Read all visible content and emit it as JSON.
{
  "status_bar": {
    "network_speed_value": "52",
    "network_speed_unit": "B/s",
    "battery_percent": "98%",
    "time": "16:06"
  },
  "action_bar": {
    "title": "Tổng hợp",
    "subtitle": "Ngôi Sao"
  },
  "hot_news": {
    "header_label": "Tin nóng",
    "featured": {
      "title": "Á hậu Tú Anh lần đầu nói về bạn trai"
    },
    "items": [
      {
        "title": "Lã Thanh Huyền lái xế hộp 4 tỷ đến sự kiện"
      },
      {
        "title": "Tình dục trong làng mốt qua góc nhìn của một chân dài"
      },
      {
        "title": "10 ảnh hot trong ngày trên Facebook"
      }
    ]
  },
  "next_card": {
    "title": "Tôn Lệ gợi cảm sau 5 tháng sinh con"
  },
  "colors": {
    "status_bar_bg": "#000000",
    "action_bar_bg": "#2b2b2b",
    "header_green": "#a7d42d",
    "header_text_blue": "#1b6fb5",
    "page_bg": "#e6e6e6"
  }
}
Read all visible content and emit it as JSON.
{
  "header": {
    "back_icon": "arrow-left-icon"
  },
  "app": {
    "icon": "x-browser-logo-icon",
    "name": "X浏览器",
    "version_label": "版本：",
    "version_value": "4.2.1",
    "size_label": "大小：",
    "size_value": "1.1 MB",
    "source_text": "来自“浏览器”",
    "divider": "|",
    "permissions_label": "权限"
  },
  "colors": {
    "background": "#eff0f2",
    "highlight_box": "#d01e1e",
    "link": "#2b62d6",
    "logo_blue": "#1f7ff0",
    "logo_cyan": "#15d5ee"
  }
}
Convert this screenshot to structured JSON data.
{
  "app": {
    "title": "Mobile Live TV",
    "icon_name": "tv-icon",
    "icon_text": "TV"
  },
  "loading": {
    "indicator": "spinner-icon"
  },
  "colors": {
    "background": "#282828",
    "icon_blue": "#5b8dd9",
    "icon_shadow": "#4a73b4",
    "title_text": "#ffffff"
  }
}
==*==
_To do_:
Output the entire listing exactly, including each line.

_Solution for this task_:
Read all visible content and emit it as JSON.
{
  "status_bar": {
    "network_speed_value": "52",
    "network_speed_unit": "B/s",
    "battery_percent": "98%",
    "time": "16:06"
  },
  "action_bar": {
    "title": "Tổng hợp",
    "subtitle": "Ngôi Sao"
  },
  "hot_news": {
    "header_label": "Tin nóng",
    "featured": {
      "title": "Á hậu Tú Anh lần đầu nói về bạn trai"
    },
    "items": [
      {
        "title": "Lã Thanh Huyền lái xế hộp 4 tỷ đến sự kiện"
      },
      {
        "title": "Tình dục trong làng mốt qua góc nhìn của một chân dài"
      },
      {
        "title": "10 ảnh hot trong ngày trên Facebook"
      }
    ]
  },
  "next_card": {
    "title": "Tôn Lệ gợi cảm sau 5 tháng sinh con"
  },
  "colors": {
    "status_bar_bg": "#000000",
    "action_bar_bg": "#2b2b2b",
    "header_green": "#a7d42d",
    "header_text_blue": "#1b6fb5",
    "page_bg": "#e6e6e6"
  }
}
Read all visible content and emit it as JSON.
{
  "header": {
    "back_icon": "arrow-left-icon"
  },
  "app": {
    "icon": "x-browser-logo-icon",
    "name": "X浏览器",
    "version_label": "版本：",
    "version_value": "4.2.1",
    "size_label": "大小：",
    "size_value": "1.1 MB",
    "source_text": "来自“浏览器”",
    "divider": "|",
    "permissions_label": "权限"
  },
  "colors": {
    "background": "#eff0f2",
    "highlight_box": "#d01e1e",
    "link": "#2b62d6",
    "logo_blue": "#1f7ff0",
    "logo_cyan": "#15d5ee"
  }
}
Convert this screenshot to structured JSON data.
{
  "app": {
    "title": "Mobile Live TV",
    "icon_name": "tv-icon",
    "icon_text": "TV"
  },
  "loading": {
    "indicator": "spinner-icon"
  },
  "colors": {
    "background": "#282828",
    "icon_blue": "#5b8dd9",
    "icon_shadow": "#4a73b4",
    "title_text": "#ffffff"
  }
}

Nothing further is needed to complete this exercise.